-- Brief --
Text in the records must be reproduced exactly, and pictures must be skipped.

(Collected data)
•••

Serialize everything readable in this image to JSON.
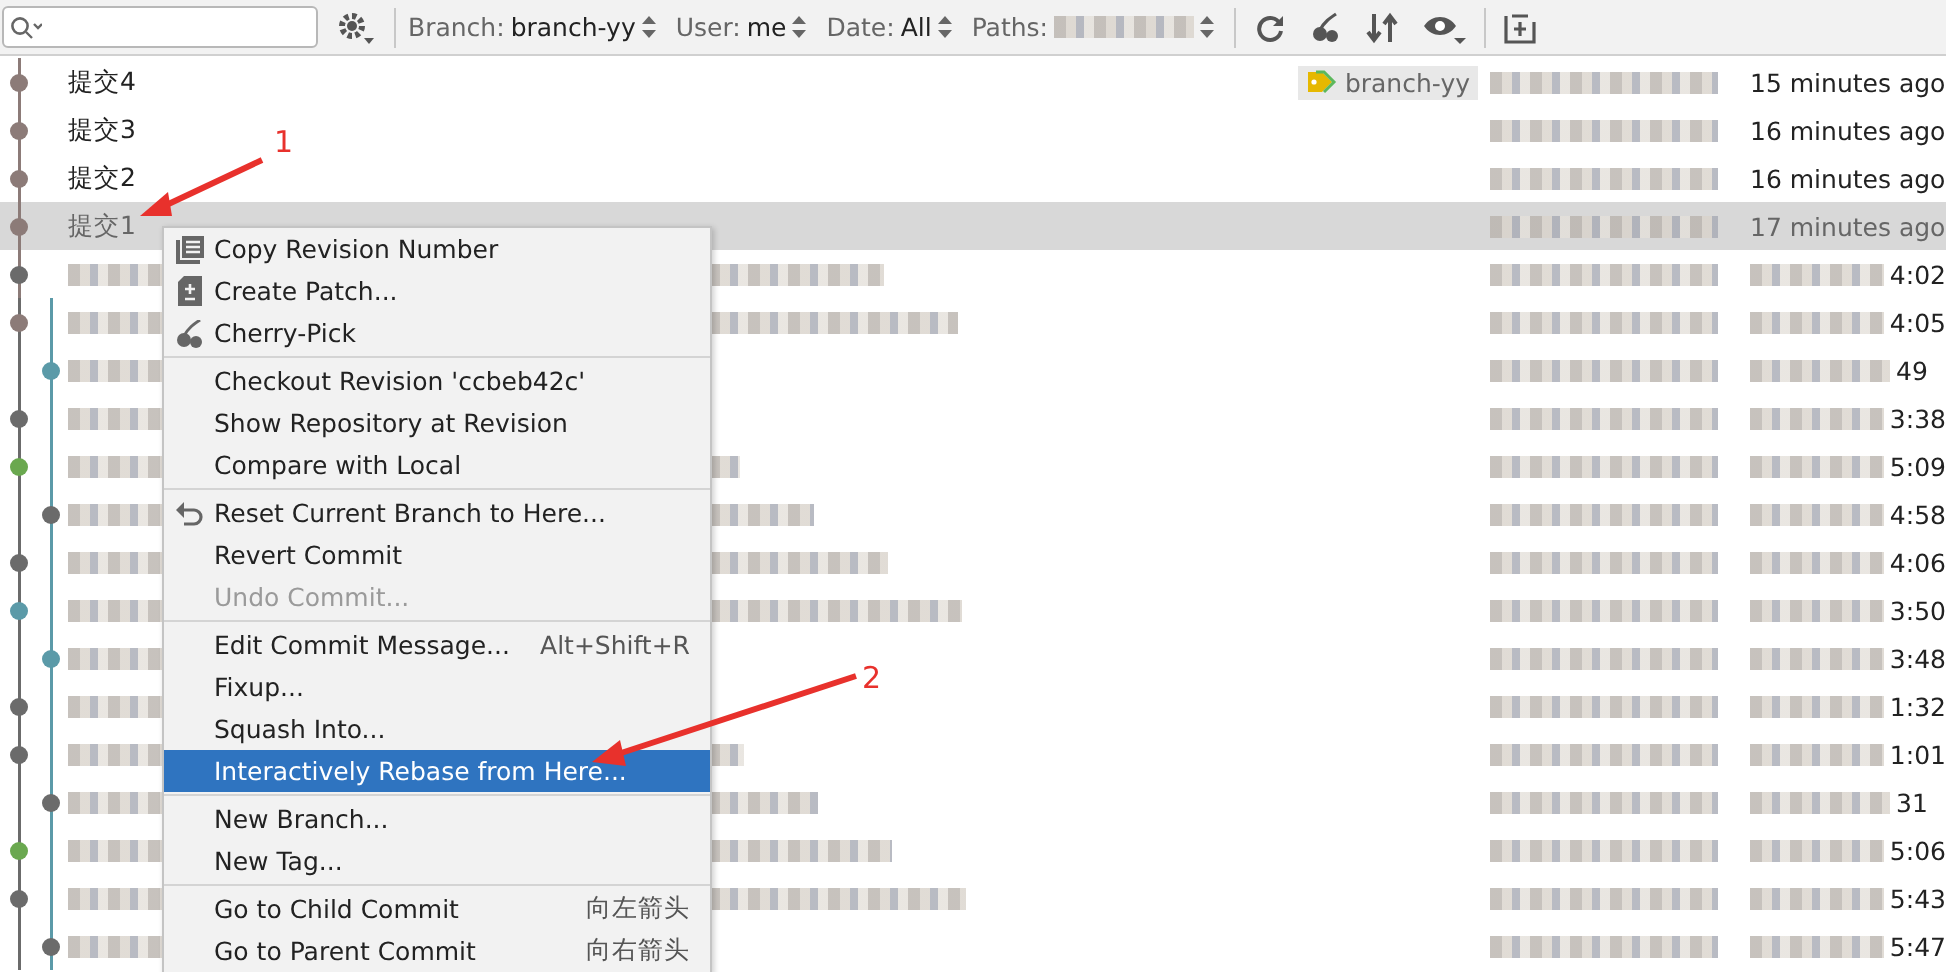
{
  "toolbar": {
    "filters": [
      {
        "label": "Branch:",
        "value": "branch-yy",
        "blurred": false
      },
      {
        "label": "User:",
        "value": "me",
        "blurred": false
      },
      {
        "label": "Date:",
        "value": "All",
        "blurred": false
      },
      {
        "label": "Paths:",
        "blurred": true
      }
    ]
  },
  "rows": [
    {
      "subject": "提交4",
      "tag": "branch-yy",
      "date": "15 minutes ago",
      "selected": false,
      "color": "#8c7b78"
    },
    {
      "subject": "提交3",
      "date": "16 minutes ago",
      "selected": false,
      "color": "#8c7b78"
    },
    {
      "subject": "提交2",
      "date": "16 minutes ago",
      "selected": false,
      "color": "#8c7b78"
    },
    {
      "subject": "提交1",
      "date": "17 minutes ago",
      "selected": true,
      "color": "#8c7b78"
    },
    {
      "date": "4:02",
      "selected": false,
      "color": "#6b6b6b"
    },
    {
      "date": "4:05",
      "selected": false,
      "color": "#8c7b78"
    },
    {
      "date": "49",
      "selected": false,
      "color": "#5b9aa8"
    },
    {
      "date": "3:38",
      "selected": false,
      "color": "#6b6b6b"
    },
    {
      "date": "5:09",
      "selected": false,
      "color": "#6aa84f"
    },
    {
      "date": "4:58",
      "selected": false,
      "color": "#6b6b6b"
    },
    {
      "date": "4:06",
      "selected": false,
      "color": "#6b6b6b"
    },
    {
      "date": "3:50",
      "selected": false,
      "color": "#5b9aa8"
    },
    {
      "date": "3:48",
      "selected": false,
      "color": "#5b9aa8"
    },
    {
      "date": "1:32",
      "selected": false,
      "color": "#6b6b6b"
    },
    {
      "date": "1:01",
      "selected": false,
      "color": "#6b6b6b"
    },
    {
      "date": "31",
      "selected": false,
      "color": "#6b6b6b"
    },
    {
      "date": "5:06",
      "selected": false,
      "color": "#6aa84f"
    },
    {
      "date": "5:43",
      "selected": false,
      "color": "#6b6b6b"
    },
    {
      "date": "5:47",
      "selected": false,
      "color": "#6b6b6b"
    }
  ],
  "context_menu": [
    {
      "kind": "copy",
      "label": "Copy Revision Number",
      "disabled": false,
      "selected": false
    },
    {
      "kind": "patch",
      "label": "Create Patch...",
      "disabled": false,
      "selected": false
    },
    {
      "kind": "cherry",
      "label": "Cherry-Pick",
      "disabled": false,
      "selected": false
    },
    {
      "kind": "separator"
    },
    {
      "kind": "plain",
      "label": "Checkout Revision 'ccbeb42c'",
      "disabled": false,
      "selected": false
    },
    {
      "kind": "plain",
      "label": "Show Repository at Revision",
      "disabled": false,
      "selected": false
    },
    {
      "kind": "plain",
      "label": "Compare with Local",
      "disabled": false,
      "selected": false
    },
    {
      "kind": "separator"
    },
    {
      "kind": "reset",
      "label": "Reset Current Branch to Here...",
      "disabled": false,
      "selected": false
    },
    {
      "kind": "plain",
      "label": "Revert Commit",
      "disabled": false,
      "selected": false
    },
    {
      "kind": "plain",
      "label": "Undo Commit...",
      "disabled": true,
      "selected": false
    },
    {
      "kind": "separator"
    },
    {
      "kind": "plain",
      "label": "Edit Commit Message...",
      "shortcut": "Alt+Shift+R",
      "disabled": false,
      "selected": false
    },
    {
      "kind": "plain",
      "label": "Fixup...",
      "disabled": false,
      "selected": false
    },
    {
      "kind": "plain",
      "label": "Squash Into...",
      "disabled": false,
      "selected": false
    },
    {
      "kind": "plain",
      "label": "Interactively Rebase from Here...",
      "disabled": false,
      "selected": true
    },
    {
      "kind": "separator"
    },
    {
      "kind": "plain",
      "label": "New Branch...",
      "disabled": false,
      "selected": false
    },
    {
      "kind": "plain",
      "label": "New Tag...",
      "disabled": false,
      "selected": false
    },
    {
      "kind": "separator"
    },
    {
      "kind": "plain",
      "label": "Go to Child Commit",
      "shortcut": "向左箭头",
      "disabled": false,
      "selected": false
    },
    {
      "kind": "plain",
      "label": "Go to Parent Commit",
      "shortcut": "向右箭头",
      "disabled": false,
      "selected": false
    }
  ],
  "annotations": [
    {
      "number": "1"
    },
    {
      "number": "2"
    }
  ]
}
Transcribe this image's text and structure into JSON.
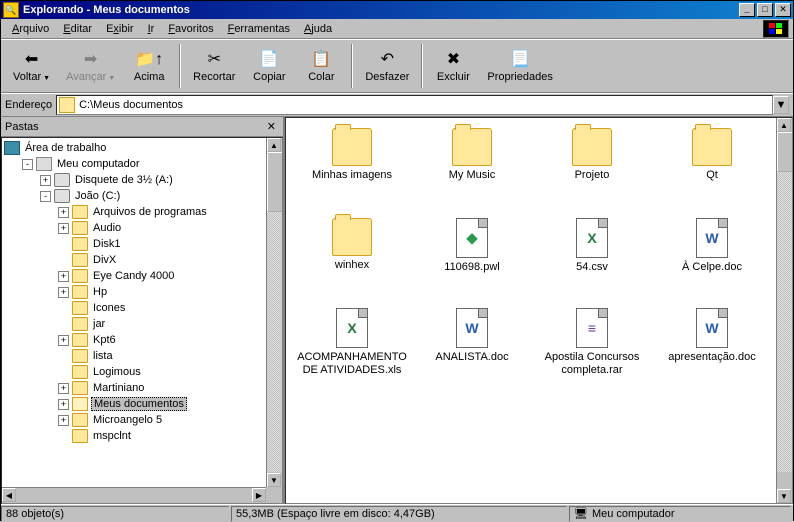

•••

-- Answer area --
Serialize everything readable in this image to JSON.
{
  "toolbar": {
    "filters": [
      {
        "label": "Branch:",
        "value": "branch-yy",
        "blurred": false
      },
      {
        "label": "User:",
        "value": "me",
        "blurred": false
      },
      {
        "label": "Date:",
        "value": "All",
        "blurred": false
      },
      {
        "label": "Paths:",
        "blurred": true
      }
    ]
  },
  "rows": [
    {
      "subject": "提交4",
      "tag": "branch-yy",
      "date": "15 minutes ago",
      "selected": false,
      "color": "#8c7b78"
    },
    {
      "subject": "提交3",
      "date": "16 minutes ago",
      "selected": false,
      "color": "#8c7b78"
    },
    {
      "subject": "提交2",
      "date": "16 minutes ago",
      "selected": false,
      "color": "#8c7b78"
    },
    {
      "subject": "提交1",
      "date": "17 minutes ago",
      "selected": true,
      "color": "#8c7b78"
    },
    {
      "date": "4:02",
      "selected": false,
      "color": "#6b6b6b"
    },
    {
      "date": "4:05",
      "selected": false,
      "color": "#8c7b78"
    },
    {
      "date": "49",
      "selected": false,
      "color": "#5b9aa8"
    },
    {
      "date": "3:38",
      "selected": false,
      "color": "#6b6b6b"
    },
    {
      "date": "5:09",
      "selected": false,
      "color": "#6aa84f"
    },
    {
      "date": "4:58",
      "selected": false,
      "color": "#6b6b6b"
    },
    {
      "date": "4:06",
      "selected": false,
      "color": "#6b6b6b"
    },
    {
      "date": "3:50",
      "selected": false,
      "color": "#5b9aa8"
    },
    {
      "date": "3:48",
      "selected": false,
      "color": "#5b9aa8"
    },
    {
      "date": "1:32",
      "selected": false,
      "color": "#6b6b6b"
    },
    {
      "date": "1:01",
      "selected": false,
      "color": "#6b6b6b"
    },
    {
      "date": "31",
      "selected": false,
      "color": "#6b6b6b"
    },
    {
      "date": "5:06",
      "selected": false,
      "color": "#6aa84f"
    },
    {
      "date": "5:43",
      "selected": false,
      "color": "#6b6b6b"
    },
    {
      "date": "5:47",
      "selected": false,
      "color": "#6b6b6b"
    }
  ],
  "context_menu": [
    {
      "kind": "copy",
      "label": "Copy Revision Number",
      "disabled": false,
      "selected": false
    },
    {
      "kind": "patch",
      "label": "Create Patch...",
      "disabled": false,
      "selected": false
    },
    {
      "kind": "cherry",
      "label": "Cherry-Pick",
      "disabled": false,
      "selected": false
    },
    {
      "kind": "separator"
    },
    {
      "kind": "plain",
      "label": "Checkout Revision 'ccbeb42c'",
      "disabled": false,
      "selected": false
    },
    {
      "kind": "plain",
      "label": "Show Repository at Revision",
      "disabled": false,
      "selected": false
    },
    {
      "kind": "plain",
      "label": "Compare with Local",
      "disabled": false,
      "selected": false
    },
    {
      "kind": "separator"
    },
    {
      "kind": "reset",
      "label": "Reset Current Branch to Here...",
      "disabled": false,
      "selected": false
    },
    {
      "kind": "plain",
      "label": "Revert Commit",
      "disabled": false,
      "selected": false
    },
    {
      "kind": "plain",
      "label": "Undo Commit...",
      "disabled": true,
      "selected": false
    },
    {
      "kind": "separator"
    },
    {
      "kind": "plain",
      "label": "Edit Commit Message...",
      "shortcut": "Alt+Shift+R",
      "disabled": false,
      "selected": false
    },
    {
      "kind": "plain",
      "label": "Fixup...",
      "disabled": false,
      "selected": false
    },
    {
      "kind": "plain",
      "label": "Squash Into...",
      "disabled": false,
      "selected": false
    },
    {
      "kind": "plain",
      "label": "Interactively Rebase from Here...",
      "disabled": false,
      "selected": true
    },
    {
      "kind": "separator"
    },
    {
      "kind": "plain",
      "label": "New Branch...",
      "disabled": false,
      "selected": false
    },
    {
      "kind": "plain",
      "label": "New Tag...",
      "disabled": false,
      "selected": false
    },
    {
      "kind": "separator"
    },
    {
      "kind": "plain",
      "label": "Go to Child Commit",
      "shortcut": "向左箭头",
      "disabled": false,
      "selected": false
    },
    {
      "kind": "plain",
      "label": "Go to Parent Commit",
      "shortcut": "向右箭头",
      "disabled": false,
      "selected": false
    }
  ],
  "annotations": [
    {
      "number": "1"
    },
    {
      "number": "2"
    }
  ]
}
Transcribe this image's text and structure into JSON.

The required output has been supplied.